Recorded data

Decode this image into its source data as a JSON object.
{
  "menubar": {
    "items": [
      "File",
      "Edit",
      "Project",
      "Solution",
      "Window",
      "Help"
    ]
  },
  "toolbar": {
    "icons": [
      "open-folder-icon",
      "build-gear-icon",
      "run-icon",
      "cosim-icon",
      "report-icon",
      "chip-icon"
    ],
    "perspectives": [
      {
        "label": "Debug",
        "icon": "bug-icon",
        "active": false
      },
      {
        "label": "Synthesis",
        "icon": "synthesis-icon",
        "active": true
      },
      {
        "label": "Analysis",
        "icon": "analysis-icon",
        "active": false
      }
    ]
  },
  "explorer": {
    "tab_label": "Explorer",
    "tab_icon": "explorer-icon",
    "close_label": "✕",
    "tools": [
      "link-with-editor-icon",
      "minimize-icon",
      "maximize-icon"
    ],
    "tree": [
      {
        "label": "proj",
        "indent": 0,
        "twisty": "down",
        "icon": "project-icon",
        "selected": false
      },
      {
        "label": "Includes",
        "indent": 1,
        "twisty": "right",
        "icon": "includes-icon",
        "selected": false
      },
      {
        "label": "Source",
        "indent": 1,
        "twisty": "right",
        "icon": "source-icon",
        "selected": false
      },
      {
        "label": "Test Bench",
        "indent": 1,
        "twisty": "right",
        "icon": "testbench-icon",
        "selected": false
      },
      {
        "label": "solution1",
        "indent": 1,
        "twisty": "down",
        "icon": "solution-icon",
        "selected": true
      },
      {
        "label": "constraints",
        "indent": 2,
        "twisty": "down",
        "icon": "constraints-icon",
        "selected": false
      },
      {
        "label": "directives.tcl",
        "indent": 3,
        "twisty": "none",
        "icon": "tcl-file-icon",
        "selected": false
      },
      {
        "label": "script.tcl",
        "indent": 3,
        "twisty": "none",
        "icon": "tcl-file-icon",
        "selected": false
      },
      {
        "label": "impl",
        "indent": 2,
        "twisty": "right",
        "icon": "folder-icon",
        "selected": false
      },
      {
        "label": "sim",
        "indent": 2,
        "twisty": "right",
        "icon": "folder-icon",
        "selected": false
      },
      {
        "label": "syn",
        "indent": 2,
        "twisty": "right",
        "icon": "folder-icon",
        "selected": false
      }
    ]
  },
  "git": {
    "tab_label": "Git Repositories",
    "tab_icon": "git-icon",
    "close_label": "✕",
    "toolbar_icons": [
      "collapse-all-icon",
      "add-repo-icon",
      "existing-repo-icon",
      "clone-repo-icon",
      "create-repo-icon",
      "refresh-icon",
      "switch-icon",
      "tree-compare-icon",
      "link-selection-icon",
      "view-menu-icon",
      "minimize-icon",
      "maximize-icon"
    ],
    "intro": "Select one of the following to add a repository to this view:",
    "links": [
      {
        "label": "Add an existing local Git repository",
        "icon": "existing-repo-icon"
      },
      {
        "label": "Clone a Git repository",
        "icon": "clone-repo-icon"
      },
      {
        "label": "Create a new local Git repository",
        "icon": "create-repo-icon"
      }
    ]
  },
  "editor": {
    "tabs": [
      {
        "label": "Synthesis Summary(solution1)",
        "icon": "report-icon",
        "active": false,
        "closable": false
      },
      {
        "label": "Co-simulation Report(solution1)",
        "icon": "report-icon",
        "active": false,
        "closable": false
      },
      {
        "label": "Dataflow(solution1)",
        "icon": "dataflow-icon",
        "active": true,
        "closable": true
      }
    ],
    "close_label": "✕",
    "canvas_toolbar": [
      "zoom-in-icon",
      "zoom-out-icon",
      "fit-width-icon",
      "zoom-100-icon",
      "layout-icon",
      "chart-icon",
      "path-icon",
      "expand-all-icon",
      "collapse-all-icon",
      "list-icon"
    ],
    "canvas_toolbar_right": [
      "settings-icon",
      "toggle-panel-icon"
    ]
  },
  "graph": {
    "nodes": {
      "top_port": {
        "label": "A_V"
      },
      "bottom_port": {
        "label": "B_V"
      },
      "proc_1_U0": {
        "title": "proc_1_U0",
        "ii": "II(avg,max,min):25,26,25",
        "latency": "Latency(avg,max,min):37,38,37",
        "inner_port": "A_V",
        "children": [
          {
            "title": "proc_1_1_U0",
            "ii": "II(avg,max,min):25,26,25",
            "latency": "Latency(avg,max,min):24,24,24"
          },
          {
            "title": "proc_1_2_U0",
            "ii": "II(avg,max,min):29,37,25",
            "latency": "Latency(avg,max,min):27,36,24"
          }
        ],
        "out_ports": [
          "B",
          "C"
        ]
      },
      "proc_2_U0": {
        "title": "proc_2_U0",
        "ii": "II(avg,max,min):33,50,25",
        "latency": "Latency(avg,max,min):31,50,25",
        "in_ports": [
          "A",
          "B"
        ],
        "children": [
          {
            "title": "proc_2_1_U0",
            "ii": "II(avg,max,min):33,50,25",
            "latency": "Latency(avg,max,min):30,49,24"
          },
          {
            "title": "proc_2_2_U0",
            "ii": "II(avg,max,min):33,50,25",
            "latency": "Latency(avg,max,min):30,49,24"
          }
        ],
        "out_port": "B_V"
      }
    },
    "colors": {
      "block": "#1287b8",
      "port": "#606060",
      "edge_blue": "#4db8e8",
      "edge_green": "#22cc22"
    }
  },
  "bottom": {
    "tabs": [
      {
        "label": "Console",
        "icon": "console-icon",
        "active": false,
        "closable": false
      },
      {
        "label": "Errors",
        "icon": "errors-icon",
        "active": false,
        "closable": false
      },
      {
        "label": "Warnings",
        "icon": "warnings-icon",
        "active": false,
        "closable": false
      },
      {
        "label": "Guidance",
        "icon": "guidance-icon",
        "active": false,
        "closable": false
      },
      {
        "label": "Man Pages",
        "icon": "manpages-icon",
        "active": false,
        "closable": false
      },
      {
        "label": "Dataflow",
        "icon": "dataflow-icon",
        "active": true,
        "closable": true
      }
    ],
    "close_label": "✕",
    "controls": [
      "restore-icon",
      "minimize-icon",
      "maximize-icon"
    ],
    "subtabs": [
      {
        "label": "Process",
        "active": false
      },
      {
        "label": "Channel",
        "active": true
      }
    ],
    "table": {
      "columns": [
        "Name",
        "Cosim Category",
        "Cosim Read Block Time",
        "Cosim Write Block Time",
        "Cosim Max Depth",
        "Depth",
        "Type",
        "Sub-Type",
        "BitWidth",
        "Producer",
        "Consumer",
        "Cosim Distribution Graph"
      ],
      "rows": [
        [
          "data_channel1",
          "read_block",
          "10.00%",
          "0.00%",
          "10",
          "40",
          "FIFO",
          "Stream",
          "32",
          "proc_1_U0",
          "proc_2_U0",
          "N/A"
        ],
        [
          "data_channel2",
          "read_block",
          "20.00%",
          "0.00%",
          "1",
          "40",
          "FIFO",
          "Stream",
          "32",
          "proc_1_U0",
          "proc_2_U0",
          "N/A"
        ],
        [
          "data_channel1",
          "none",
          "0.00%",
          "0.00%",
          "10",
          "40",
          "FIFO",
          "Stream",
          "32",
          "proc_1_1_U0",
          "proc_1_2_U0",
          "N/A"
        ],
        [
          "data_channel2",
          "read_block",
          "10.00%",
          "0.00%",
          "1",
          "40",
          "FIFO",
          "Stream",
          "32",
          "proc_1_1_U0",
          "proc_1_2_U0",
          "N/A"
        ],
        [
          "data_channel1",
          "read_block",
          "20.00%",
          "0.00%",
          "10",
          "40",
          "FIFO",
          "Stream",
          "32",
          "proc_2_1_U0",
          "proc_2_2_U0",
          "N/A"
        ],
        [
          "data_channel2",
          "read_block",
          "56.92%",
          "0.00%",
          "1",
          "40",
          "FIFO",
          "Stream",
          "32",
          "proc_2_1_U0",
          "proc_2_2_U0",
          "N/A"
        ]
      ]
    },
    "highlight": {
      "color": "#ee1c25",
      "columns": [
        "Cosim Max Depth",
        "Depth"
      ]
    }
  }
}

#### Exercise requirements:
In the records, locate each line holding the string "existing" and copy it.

#### Written answer:
      "existing-repo-icon",
        "label": "Add an existing local Git repository",
        "icon": "existing-repo-icon"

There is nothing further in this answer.